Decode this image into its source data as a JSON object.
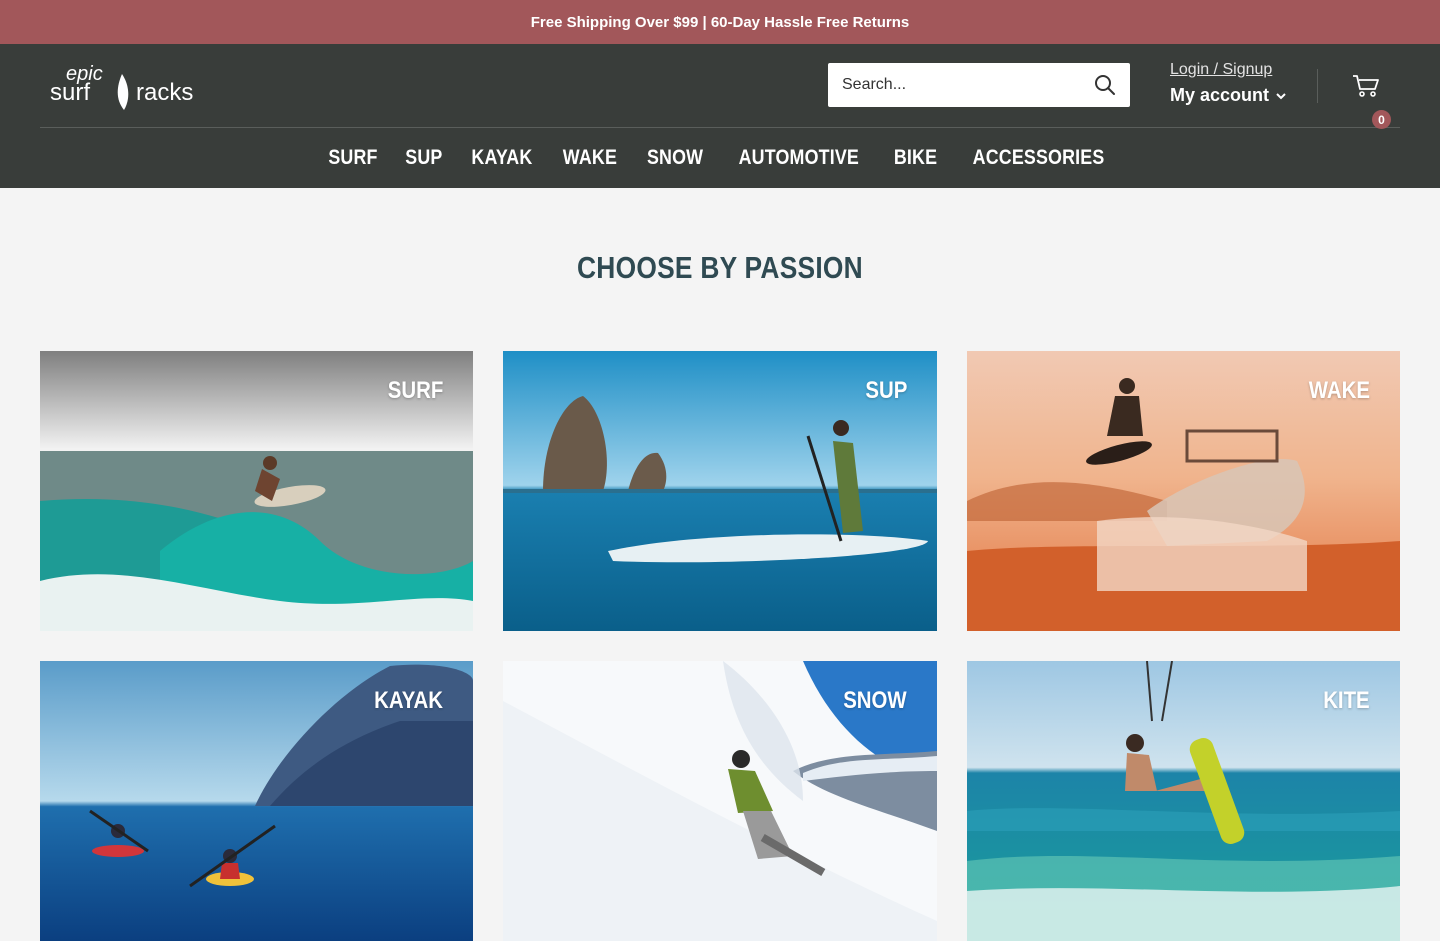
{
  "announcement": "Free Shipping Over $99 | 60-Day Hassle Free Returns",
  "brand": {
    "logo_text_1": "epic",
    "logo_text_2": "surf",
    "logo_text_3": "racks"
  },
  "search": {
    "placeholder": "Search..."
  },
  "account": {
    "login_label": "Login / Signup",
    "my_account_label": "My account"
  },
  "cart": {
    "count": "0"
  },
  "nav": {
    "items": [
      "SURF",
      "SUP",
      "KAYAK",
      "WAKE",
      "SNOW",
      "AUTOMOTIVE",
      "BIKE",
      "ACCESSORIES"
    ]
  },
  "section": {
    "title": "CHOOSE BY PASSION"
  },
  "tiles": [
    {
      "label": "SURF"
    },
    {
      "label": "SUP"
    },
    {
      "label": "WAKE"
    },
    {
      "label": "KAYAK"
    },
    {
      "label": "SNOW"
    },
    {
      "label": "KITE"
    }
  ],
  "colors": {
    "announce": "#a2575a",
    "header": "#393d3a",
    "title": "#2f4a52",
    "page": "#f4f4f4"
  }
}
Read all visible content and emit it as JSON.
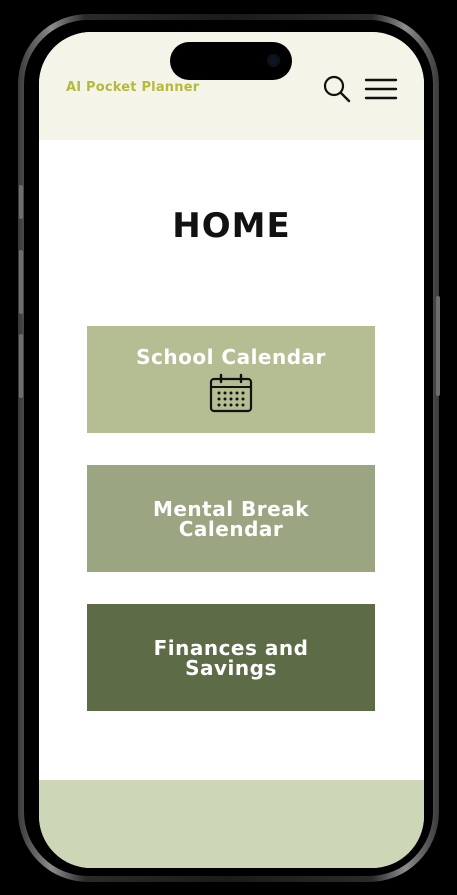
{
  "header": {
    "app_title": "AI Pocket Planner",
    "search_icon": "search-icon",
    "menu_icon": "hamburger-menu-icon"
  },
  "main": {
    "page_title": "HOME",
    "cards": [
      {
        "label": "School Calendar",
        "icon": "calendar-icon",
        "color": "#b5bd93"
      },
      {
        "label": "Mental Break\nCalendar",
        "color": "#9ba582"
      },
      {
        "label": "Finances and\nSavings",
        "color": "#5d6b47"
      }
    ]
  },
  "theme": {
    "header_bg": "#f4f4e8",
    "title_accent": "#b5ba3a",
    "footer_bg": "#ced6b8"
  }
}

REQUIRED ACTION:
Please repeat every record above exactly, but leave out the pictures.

SOLUTION BELOW:
Decode this image into its source data as a JSON object.
{
  "announcement": "Free Shipping Over $99 | 60-Day Hassle Free Returns",
  "brand": {
    "logo_text_1": "epic",
    "logo_text_2": "surf",
    "logo_text_3": "racks"
  },
  "search": {
    "placeholder": "Search..."
  },
  "account": {
    "login_label": "Login / Signup",
    "my_account_label": "My account"
  },
  "cart": {
    "count": "0"
  },
  "nav": {
    "items": [
      "SURF",
      "SUP",
      "KAYAK",
      "WAKE",
      "SNOW",
      "AUTOMOTIVE",
      "BIKE",
      "ACCESSORIES"
    ]
  },
  "section": {
    "title": "CHOOSE BY PASSION"
  },
  "tiles": [
    {
      "label": "SURF"
    },
    {
      "label": "SUP"
    },
    {
      "label": "WAKE"
    },
    {
      "label": "KAYAK"
    },
    {
      "label": "SNOW"
    },
    {
      "label": "KITE"
    }
  ],
  "colors": {
    "announce": "#a2575a",
    "header": "#393d3a",
    "title": "#2f4a52",
    "page": "#f4f4f4"
  }
}
Read all visible content and emit it as JSON.
{
  "header": {
    "app_title": "AI Pocket Planner",
    "search_icon": "search-icon",
    "menu_icon": "hamburger-menu-icon"
  },
  "main": {
    "page_title": "HOME",
    "cards": [
      {
        "label": "School Calendar",
        "icon": "calendar-icon",
        "color": "#b5bd93"
      },
      {
        "label": "Mental Break\nCalendar",
        "color": "#9ba582"
      },
      {
        "label": "Finances and\nSavings",
        "color": "#5d6b47"
      }
    ]
  },
  "theme": {
    "header_bg": "#f4f4e8",
    "title_accent": "#b5ba3a",
    "footer_bg": "#ced6b8"
  }
}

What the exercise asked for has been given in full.